Tonight I’m going to write about something we haven’t been plagued with in quite a while – teething. Avery has started teething her 2-year molars. Last night she woke up at 1:30am crying (which she hasn’t been doing for the past couple of weeks – she wakes and asks calmly for me to come in and give her milk). This time she was inconsolable. I tried offering milk, I tried cuddling her, I tried bringing her back to our bed, but she wasn’t having any of it. I tried taking her downstairs to watch tv but we have a basement tenant and she was still crying downstairs, so I figured that wasn’t a sustainable option. Finally at 2:15am we put on Moana in our bedroom. She fell asleep cuddled into me watching her favourite movie. It was so adorable.

This morning she felt hot to touch, but didn’t have a fever. Her cheeks were red. She wouldn’t take her fingers out of the back of her mouth. She barely touched breakfast, snack, or lunch. Advil was a game changer – clearly she was feeling pain.

Although we can’t see swelling at the gums, it’s hard to see back there, and the teeth could be moving down but not at the edges of the gums yet. I’m 99% sure that teething is on the table. I hope they come soon, but I’ve heard that the 2-year molars can take a long time to work their way down. It’s also kind of shocking to think that my little baby is working on the last baby teeth she will ever grow…

30 Days of Blogging, Day 29

I got some kind of flu-ish bug.

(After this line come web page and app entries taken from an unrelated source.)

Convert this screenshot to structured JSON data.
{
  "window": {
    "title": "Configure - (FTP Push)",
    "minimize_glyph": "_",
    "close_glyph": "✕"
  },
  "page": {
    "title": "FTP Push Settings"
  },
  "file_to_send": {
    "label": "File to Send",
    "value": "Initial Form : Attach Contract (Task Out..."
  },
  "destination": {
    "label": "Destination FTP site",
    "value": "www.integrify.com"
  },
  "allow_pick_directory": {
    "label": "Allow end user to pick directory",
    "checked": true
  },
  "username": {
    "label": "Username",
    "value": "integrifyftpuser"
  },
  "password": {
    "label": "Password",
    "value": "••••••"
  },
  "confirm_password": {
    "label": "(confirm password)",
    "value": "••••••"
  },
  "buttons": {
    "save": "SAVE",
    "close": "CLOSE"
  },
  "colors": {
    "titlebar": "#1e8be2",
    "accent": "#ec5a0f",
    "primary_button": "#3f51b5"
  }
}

I woke up at 5am from the stomach cramps, and I was so thankful to have my wife around to help out. She got Avery ready in the morning, took her to daycare, picked her up from daycare, and spent the afternoon working from home as a second set of hands.

When these things happen I’m always keenly aware of how different life would be as a single parent. Hats off to those who work and parent all by themselves. I commend you. Before I met my wife, I actually anticipated that I’d become a single parent by choice. But now that I’ve been a parent for a mere 17 months, I don’t know how you do it.

30 Days of Blogging, Day 27

My sourdough turned out!! From the starter that was born two weeks ago, yesterday we had dough, and today we have bread.

The process was stressful because it was my first try and I didn’t want to F it up. But now that I’ve done it, I can’t wait to make another loaf. It just takes a little planning, and in my case, a babysitter… I started making the dough when Avery was in daycare in the morning, but by the time I needed to knead she was home and napping. Of course she woke up half way through the kneading process and whined, tugging at my legs, for the last 5 minutes before I could set it aside again.

It literally took an entire day, from 9am until 9pm to finish making the dough, even though its just a mix of starter, flour and water. There’s a lot of proofing, folding, waiting, flipping, kneading, and more waiting involved. Then it sat overnight in the fridge for the final proof, and took almost an hour to bake the next morning. It’s a great task for weekends, if only we weren’t away from home on so many of our weekends.

The starter was bubbly and ready to make some bread

Added flour and water to grow the starter to the amount I needed for the recipe and let double in size

Measured out 1 part starter, 2 parts water, and 3 parts bread flour and mixed gently

After 15 minutes of kneading by hand, the dough became smooth with a taut surface

After a couple of rounds of folding the dough into itself, it spent the night lightly covered with a kitchen towel in the fridge

It baked in a preheated dutch oven for almost an hour at 430°F

I’m loving the flavour of our wild yeast, captured right here in our own home. It’s mildly sour, the crust is crispy, and the crumb inside is buttery soft and airy. Wish the internet had smell-o-vision, because it smells like heaven.

30 Days of Blogging, Day 26

My wife plays Magic: The Gathering with a group of friends, and we just started playing together at home. Avery has been sleeping soundly through the evenings again since cutting back on nursing, so we’ve been able to actually get involved in something in the evenings besides re-runs of tv shows we don’t care about missing when the cries come across the monitor every half hour.

But Magic is hard. It takes so much brain power. Has anyone else played it?

What kinds of things do you do with your partner after the kid(s) go to bed?